Precision ground gears are manufactured by using abrasive wheels to grind a gear blank to match the required gear design. These versatile gears are better suited to use with fine instrumentation and additional small-scale elements, and in high precision applications.
More accurate complete: Precision ground gears feature a more exact tooth Ground Helical Gear Racks complete than machined or cut gears, which provides better, smoother meshing of gear teeth for more managed operation.
More material options: While machining, stamping, and other manufacturing processes may limit materials options, nearly any steel or alloy could be made into a gear via grinding.
Higher loads & better performance: Due to how they’re manufactured, surface gears are generally able to handle higher loads and higher stresses than gears produced via other means. Surface gears are specially useful in applications that require huge amounts of torque.Thanks to these unique advantages, generally in most applications, precision ground gears may outperform gears manufactured through other means. Floor gears deliver smoother performance and greater longevity.
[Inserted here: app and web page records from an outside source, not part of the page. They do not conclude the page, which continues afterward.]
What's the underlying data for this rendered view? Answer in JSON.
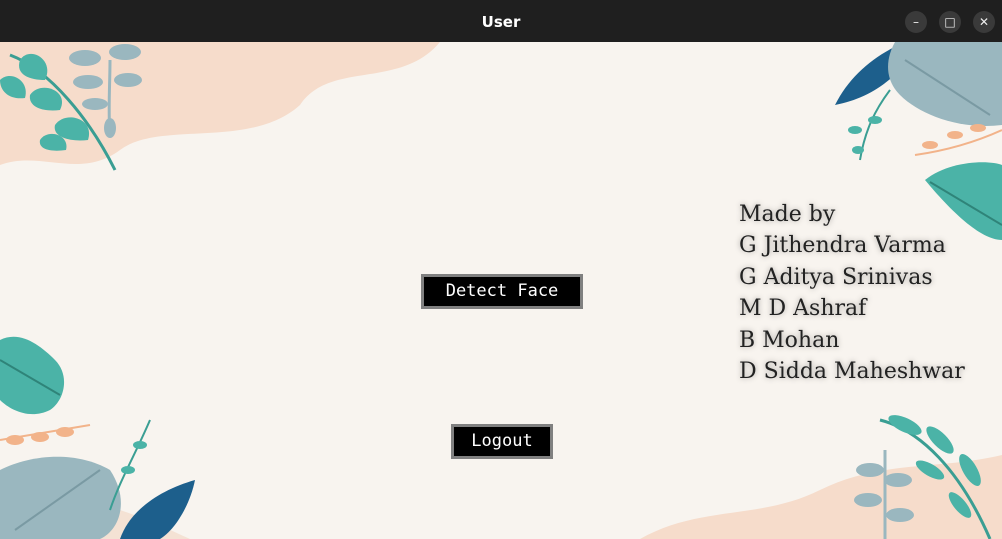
{
  "window": {
    "title": "User",
    "controls": {
      "minimize": "–",
      "maximize": "□",
      "close": "✕"
    }
  },
  "main": {
    "detect_face_label": "Detect Face",
    "logout_label": "Logout"
  },
  "credits": {
    "heading": "Made by",
    "names": [
      "G Jithendra Varma",
      "G Aditya Srinivas",
      "M D Ashraf",
      "B Mohan",
      "D Sidda Maheshwar"
    ]
  },
  "colors": {
    "titlebar": "#1f1f1f",
    "background": "#f8f4ef",
    "blob": "#f6dccb",
    "teal_leaf": "#4bb3a7",
    "navy_leaf": "#1d5f8c",
    "grey_leaf": "#9ab7bf",
    "peach_leaf": "#f2b38a"
  }
}
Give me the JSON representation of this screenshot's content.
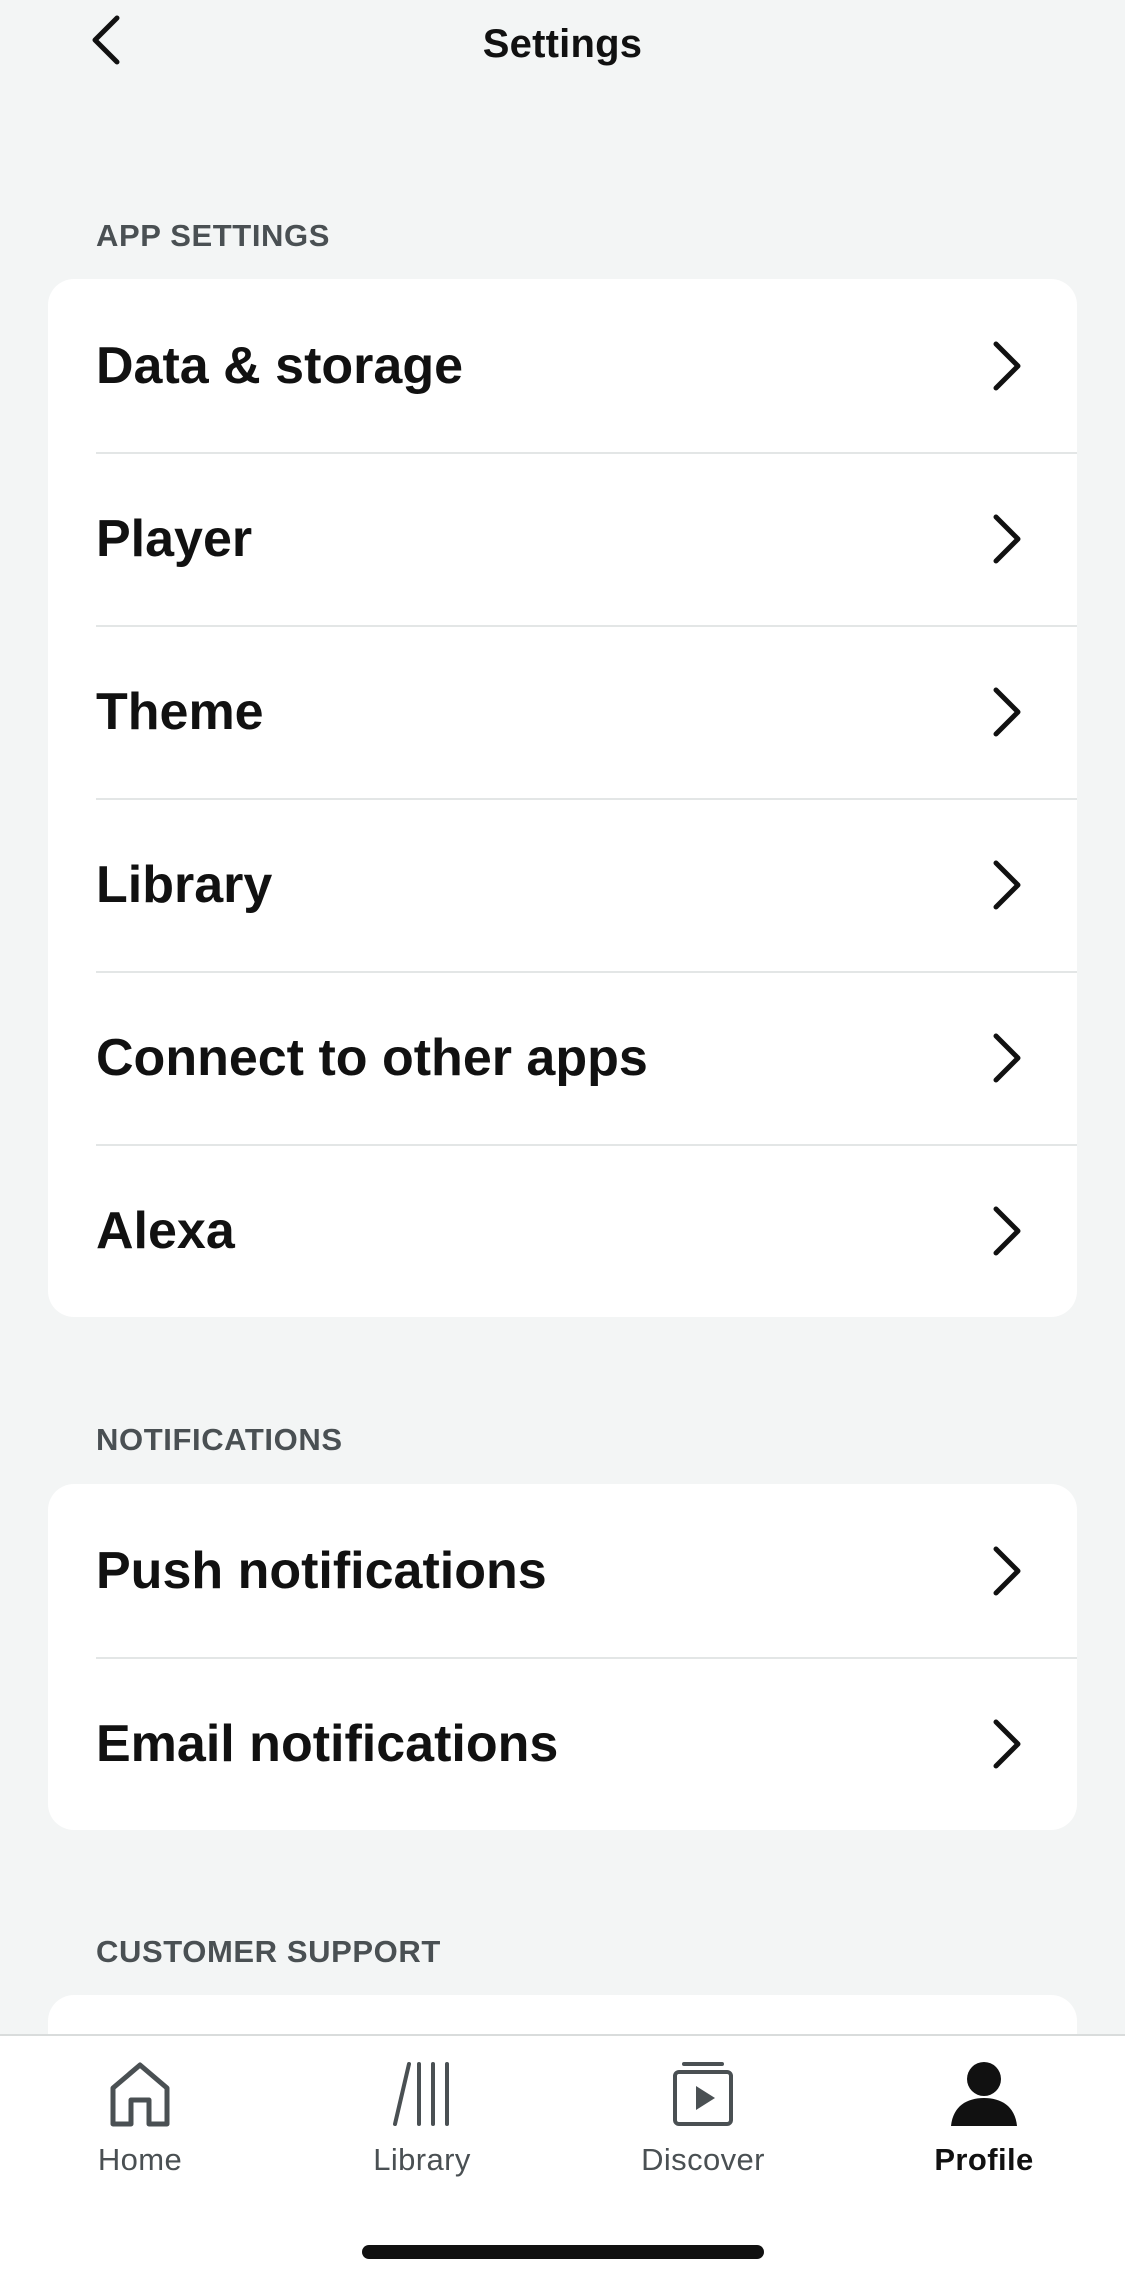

Bevel Equipment – Bevel gears, sometimes just called bevels, are cone shaped gears made to transmit motion between intersecting axes. They are usually mounted on shafts that are 90 degrees aside, but could be designed for nearly any angle. Another related term you might here is miter gear, which really is a type of bevel gear where the mating pairs have the same number of teeth.

Ground Gear – Floor gears are made by the manufacturing procedure for gear grinding, also known as gear tooth grinding. Equipment grinding produces high precision gearing, so surface gears can handle meeting higher quality requirements (AGMA, DIN, JIS or ISO) than cut gears. Gear grinding is particularly effective when gears distort during the heat treat procedure and tooth forms no longer satisfy drawing requirements. Both spur and helical gears can be produced using this method.

Helical Gear – While the teeth upon spur gears are cut directly and installed parallel to the axis of the gear, the teeth on helical gears are cut and ground on an angle to the face of the gear. This allows the teeth to engage (mesh) more gradually therefore they operate more smoothly and quietly than spur gears, and may usually carry a higher load. Helical gears are also called helix gears.